This method of restoration, though it differs from current philosophies, was thought to be one of purity and accuracy. Both Isham and Cady were active very early in the history of architectural restoration in this country and both were very highly respected. In addition to being members of the American Institute of Architects, Isham was the foremost expert of his day in colonial architecture and Cady was an accomplished Rhode Island historian. They made sure that materials used in the reconstruction were those of seventeenth-century craftsmanship and hired Joseph H. Bullock, a specialist in early building methods, to oversee the process.
The effect of the recreation was made complete with period reproduction furnishings. These include a long trestle table, a set of turned ladder back chairs and a settle for the hall, a hutch for the kitchen, and a chest and beds for the two downstairs chambers. These furnishings are not characteristic of what would be found in a home of such an early date and are part of the romantic recreation of Sharpe and Isham. Through the funding of Henry Sharpe, Isham had the opportunity to recreate a small piece of seventeenth-century Rhode Island.
Front levation, general conditions, Clemence-Irons House, Johnston, RI, March 13, 2006.
Becoming a Museum

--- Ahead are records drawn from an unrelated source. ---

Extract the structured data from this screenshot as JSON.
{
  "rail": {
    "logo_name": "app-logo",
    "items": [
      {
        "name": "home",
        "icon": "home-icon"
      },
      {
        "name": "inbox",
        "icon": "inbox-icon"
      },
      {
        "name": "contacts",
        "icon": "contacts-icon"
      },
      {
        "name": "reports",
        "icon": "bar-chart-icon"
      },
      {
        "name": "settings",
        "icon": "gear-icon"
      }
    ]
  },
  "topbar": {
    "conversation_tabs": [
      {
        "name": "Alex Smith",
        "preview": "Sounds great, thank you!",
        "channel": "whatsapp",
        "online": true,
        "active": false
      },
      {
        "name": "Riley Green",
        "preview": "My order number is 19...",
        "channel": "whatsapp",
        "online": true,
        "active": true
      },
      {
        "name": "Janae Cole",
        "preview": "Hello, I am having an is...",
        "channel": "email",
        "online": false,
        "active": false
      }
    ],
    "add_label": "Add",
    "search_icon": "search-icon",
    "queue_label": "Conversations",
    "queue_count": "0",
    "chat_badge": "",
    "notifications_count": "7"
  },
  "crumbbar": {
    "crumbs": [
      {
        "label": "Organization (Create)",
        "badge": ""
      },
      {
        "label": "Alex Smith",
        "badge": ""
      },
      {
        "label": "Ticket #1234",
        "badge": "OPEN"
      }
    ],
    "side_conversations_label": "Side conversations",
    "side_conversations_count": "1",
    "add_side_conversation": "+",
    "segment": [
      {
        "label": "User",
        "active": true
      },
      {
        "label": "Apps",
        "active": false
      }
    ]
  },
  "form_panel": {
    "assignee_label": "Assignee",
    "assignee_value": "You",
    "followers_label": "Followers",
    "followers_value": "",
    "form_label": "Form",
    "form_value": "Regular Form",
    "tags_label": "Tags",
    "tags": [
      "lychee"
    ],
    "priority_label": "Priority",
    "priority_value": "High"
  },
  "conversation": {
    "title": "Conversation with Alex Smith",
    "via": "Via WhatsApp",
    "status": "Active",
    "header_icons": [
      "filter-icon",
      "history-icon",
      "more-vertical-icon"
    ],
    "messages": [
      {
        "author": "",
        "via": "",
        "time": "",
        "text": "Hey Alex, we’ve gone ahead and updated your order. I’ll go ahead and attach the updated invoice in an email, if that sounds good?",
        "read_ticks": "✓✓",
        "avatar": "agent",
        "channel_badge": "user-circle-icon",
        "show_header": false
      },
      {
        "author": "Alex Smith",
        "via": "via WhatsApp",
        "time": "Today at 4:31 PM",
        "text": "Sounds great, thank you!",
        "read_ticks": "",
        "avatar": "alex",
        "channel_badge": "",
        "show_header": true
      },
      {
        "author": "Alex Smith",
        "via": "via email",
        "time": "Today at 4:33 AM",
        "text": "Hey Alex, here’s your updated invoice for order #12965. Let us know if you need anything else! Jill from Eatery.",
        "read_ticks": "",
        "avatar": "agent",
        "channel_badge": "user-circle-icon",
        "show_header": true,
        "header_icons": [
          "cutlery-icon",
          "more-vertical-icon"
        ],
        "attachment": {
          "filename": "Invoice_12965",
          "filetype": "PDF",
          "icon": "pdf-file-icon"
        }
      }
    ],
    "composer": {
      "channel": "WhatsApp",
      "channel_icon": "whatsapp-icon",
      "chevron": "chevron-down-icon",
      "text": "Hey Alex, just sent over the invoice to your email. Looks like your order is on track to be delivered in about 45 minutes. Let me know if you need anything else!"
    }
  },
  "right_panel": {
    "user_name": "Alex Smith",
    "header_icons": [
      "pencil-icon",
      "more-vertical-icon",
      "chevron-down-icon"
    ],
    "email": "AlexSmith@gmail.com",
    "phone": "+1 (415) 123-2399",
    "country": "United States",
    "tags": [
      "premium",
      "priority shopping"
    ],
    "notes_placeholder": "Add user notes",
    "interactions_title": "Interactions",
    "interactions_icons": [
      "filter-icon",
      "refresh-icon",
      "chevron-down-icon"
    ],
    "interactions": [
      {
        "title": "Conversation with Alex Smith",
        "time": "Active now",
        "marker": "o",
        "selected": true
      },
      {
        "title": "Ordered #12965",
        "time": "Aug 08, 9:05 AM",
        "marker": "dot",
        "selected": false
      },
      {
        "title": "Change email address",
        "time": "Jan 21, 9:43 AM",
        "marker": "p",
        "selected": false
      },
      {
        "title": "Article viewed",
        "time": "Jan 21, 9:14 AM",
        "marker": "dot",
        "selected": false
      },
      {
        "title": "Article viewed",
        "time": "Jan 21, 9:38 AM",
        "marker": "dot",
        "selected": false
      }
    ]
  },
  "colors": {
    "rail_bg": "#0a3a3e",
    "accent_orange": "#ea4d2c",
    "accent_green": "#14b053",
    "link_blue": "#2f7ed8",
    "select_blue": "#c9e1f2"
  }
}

After the restoration was complete, the Sharpes opened the house to the public, and in 1947 gave it to Historic New England, then the Society for the Preservation of New England Antiquities. Historic New England maintains the property as a study house, open for general tours a few times a year and by appointment.